┏━━
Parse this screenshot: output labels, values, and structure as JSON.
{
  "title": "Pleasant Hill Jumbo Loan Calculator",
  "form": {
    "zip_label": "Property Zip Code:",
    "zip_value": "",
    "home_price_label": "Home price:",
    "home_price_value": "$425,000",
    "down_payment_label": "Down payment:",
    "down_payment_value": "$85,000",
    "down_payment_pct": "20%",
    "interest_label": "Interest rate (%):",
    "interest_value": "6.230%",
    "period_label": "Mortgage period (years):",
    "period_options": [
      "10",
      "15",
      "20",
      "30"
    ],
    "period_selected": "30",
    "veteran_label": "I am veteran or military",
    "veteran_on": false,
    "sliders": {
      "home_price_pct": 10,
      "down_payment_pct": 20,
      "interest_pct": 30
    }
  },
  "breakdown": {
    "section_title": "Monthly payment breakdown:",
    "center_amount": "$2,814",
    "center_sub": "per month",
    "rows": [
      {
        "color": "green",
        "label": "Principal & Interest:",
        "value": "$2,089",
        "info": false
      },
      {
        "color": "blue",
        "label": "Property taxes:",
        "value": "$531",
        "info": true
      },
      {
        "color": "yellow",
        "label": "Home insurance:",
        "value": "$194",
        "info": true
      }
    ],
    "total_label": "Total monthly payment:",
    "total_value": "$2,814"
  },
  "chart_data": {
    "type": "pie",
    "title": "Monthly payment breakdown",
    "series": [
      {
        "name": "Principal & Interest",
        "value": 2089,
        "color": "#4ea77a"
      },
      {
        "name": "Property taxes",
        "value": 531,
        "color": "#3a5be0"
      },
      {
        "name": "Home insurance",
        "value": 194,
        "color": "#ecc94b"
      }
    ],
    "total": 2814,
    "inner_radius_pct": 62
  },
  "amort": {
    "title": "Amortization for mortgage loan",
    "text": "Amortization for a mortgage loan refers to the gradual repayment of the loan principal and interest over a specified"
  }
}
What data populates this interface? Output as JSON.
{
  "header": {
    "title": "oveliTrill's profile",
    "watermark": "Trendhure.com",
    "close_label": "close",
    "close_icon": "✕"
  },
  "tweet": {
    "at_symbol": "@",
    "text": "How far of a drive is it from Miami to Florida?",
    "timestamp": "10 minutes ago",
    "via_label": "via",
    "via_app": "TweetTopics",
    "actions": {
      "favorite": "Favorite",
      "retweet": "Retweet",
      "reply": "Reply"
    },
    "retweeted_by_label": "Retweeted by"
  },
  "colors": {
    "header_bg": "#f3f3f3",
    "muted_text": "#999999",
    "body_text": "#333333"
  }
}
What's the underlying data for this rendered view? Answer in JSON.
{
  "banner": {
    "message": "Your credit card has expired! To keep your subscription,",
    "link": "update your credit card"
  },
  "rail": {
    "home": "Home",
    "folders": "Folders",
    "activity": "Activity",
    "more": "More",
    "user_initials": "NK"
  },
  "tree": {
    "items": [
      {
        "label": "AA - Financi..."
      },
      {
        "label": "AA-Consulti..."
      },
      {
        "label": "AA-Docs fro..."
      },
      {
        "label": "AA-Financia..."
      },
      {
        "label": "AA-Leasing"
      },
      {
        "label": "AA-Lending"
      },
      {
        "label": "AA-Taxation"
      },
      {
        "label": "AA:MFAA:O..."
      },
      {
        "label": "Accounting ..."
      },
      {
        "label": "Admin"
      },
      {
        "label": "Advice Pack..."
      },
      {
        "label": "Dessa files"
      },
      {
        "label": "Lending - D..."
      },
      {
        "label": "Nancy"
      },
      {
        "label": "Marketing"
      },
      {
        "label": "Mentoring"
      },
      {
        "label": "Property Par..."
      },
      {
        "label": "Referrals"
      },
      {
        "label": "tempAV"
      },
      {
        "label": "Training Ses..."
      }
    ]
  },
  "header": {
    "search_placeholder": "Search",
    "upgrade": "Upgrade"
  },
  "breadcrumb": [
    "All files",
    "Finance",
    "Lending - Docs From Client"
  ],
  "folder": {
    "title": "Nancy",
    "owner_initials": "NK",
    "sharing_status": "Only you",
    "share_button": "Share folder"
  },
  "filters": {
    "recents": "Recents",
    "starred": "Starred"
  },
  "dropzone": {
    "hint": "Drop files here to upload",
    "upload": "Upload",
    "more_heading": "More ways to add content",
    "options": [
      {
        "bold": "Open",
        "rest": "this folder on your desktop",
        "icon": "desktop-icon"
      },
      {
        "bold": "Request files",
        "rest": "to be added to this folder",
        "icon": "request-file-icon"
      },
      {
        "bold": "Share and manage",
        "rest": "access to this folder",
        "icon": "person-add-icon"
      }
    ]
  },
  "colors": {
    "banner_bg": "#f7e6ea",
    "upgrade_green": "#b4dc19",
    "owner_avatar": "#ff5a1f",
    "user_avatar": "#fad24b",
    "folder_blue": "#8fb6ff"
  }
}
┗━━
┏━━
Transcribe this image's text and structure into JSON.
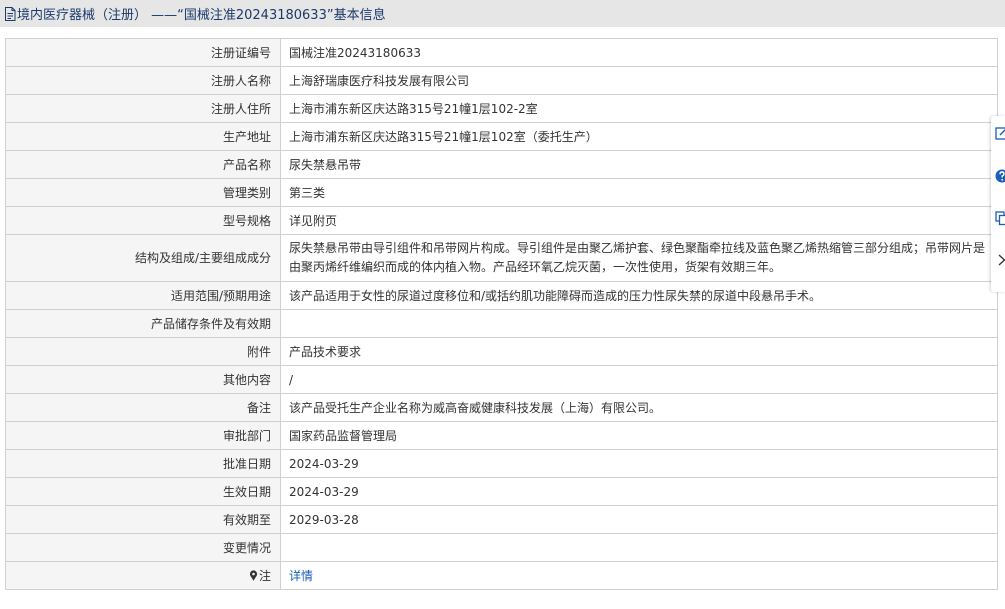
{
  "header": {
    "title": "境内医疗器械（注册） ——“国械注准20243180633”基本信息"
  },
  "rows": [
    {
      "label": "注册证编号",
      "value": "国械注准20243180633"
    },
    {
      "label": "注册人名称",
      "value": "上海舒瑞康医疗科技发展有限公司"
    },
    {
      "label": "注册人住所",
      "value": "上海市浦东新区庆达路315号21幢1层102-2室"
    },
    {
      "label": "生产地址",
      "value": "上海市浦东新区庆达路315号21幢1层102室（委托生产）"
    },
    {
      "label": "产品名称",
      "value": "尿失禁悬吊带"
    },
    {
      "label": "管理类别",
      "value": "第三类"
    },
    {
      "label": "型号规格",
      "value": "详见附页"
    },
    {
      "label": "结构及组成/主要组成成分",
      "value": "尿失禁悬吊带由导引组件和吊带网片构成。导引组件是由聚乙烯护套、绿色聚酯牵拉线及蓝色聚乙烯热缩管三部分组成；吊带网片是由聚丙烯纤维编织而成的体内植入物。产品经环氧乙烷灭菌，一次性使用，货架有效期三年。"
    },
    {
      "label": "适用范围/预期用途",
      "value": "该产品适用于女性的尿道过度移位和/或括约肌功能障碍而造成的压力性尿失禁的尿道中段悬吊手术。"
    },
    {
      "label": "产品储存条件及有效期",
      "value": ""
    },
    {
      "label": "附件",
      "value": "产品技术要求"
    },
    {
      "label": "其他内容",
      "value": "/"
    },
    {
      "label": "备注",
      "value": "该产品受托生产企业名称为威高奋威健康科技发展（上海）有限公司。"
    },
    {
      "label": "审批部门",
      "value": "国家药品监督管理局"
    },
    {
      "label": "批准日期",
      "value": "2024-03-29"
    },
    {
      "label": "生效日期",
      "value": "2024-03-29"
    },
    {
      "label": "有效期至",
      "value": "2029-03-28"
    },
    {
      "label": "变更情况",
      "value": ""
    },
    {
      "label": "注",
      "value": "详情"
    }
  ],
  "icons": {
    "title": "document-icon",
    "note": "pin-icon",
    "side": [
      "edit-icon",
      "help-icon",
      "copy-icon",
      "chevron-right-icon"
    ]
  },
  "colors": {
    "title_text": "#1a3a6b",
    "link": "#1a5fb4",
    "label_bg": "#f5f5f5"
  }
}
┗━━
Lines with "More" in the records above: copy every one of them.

    "more": "More",
    "more_heading": "More ways to add content",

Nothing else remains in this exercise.